EXERCISE DIRECTIONS: Using the material below, work out how many lines contain "Paillon". Only the number is wanted.

RECORD SET:
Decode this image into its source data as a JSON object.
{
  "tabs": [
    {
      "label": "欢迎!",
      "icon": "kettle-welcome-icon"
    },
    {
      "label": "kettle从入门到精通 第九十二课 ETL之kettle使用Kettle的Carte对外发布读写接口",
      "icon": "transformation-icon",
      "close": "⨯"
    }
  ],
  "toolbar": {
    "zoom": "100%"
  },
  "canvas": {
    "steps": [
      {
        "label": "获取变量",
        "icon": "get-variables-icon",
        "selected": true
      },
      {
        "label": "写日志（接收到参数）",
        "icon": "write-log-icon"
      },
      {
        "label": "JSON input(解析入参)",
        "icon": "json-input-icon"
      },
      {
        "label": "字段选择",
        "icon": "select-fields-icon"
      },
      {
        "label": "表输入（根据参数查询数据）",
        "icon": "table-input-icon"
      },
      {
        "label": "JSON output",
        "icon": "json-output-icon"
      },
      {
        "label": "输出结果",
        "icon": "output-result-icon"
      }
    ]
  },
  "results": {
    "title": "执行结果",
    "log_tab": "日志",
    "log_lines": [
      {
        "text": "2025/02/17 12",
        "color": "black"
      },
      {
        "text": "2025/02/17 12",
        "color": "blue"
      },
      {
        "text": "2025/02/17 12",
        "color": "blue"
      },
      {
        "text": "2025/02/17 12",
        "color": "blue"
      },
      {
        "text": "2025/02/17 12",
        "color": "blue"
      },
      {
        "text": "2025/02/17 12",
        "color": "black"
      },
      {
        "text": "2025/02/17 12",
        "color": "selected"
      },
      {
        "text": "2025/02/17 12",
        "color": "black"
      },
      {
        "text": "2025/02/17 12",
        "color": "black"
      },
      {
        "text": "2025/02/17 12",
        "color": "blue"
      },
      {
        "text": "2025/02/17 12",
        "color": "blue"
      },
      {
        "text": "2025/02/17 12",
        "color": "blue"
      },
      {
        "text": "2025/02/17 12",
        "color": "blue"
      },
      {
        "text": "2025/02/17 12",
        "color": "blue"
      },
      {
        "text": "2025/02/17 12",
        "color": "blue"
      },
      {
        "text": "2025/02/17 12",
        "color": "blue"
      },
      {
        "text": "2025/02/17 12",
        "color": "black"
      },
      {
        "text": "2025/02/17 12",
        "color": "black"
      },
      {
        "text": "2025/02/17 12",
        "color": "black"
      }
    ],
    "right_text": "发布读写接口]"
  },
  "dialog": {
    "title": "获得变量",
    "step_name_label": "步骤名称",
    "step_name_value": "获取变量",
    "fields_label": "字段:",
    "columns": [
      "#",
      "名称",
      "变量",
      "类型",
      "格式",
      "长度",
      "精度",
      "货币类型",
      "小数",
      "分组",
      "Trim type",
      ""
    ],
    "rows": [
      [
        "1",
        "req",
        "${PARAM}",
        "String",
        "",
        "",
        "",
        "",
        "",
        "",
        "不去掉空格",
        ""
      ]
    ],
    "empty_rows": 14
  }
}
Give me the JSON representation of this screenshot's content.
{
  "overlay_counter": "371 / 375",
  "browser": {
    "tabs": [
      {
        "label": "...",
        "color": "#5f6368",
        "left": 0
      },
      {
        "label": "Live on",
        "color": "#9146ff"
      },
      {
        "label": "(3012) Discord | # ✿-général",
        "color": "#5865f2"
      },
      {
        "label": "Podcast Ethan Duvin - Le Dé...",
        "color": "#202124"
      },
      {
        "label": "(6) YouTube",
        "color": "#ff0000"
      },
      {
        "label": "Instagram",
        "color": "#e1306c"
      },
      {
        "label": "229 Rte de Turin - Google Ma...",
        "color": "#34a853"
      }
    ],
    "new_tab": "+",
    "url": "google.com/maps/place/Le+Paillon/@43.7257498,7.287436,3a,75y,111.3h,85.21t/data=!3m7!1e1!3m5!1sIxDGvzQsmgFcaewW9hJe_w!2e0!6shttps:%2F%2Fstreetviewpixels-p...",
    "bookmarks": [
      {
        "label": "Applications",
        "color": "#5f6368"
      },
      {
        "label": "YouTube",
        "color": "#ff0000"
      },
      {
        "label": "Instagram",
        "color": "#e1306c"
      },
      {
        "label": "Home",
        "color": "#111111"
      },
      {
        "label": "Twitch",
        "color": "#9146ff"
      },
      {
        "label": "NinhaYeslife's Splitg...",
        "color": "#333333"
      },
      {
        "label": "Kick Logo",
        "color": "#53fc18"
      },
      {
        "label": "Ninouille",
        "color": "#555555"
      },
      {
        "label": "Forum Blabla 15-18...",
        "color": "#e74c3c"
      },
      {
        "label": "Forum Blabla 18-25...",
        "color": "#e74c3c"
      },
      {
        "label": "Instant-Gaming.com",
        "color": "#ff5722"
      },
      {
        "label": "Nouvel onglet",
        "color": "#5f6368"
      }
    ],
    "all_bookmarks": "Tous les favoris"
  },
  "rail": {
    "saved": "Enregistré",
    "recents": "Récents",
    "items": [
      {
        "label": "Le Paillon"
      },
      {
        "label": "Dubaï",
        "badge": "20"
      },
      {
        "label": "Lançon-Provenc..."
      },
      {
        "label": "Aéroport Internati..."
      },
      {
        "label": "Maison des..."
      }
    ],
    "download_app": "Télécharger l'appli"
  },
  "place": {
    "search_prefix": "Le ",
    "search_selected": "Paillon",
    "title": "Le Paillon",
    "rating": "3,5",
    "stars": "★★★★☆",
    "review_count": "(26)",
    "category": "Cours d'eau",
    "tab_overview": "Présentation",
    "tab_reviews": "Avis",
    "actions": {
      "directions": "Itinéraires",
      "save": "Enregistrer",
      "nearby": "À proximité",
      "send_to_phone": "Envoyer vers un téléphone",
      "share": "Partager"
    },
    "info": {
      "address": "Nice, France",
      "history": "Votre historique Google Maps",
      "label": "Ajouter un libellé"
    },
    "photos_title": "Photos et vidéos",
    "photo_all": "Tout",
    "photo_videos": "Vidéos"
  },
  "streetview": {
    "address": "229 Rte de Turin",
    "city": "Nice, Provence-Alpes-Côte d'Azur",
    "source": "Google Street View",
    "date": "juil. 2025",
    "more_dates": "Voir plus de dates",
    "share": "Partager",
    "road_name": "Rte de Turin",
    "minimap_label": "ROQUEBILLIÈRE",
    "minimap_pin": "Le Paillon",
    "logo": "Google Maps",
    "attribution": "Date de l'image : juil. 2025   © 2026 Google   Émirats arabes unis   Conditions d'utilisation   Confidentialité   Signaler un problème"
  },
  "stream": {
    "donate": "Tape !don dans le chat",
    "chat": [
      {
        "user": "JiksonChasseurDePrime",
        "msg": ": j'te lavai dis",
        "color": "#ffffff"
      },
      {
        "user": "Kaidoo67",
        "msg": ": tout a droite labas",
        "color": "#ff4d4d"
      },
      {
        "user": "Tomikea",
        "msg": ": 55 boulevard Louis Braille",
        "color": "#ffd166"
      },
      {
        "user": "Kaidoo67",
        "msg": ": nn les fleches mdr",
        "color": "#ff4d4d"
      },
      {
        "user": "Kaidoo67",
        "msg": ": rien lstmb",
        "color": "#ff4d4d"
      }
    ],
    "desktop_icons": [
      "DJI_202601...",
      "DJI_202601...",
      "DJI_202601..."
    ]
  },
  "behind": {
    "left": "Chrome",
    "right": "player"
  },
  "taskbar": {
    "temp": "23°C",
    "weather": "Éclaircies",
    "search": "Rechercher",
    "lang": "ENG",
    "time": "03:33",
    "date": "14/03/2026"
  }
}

RESULT: 5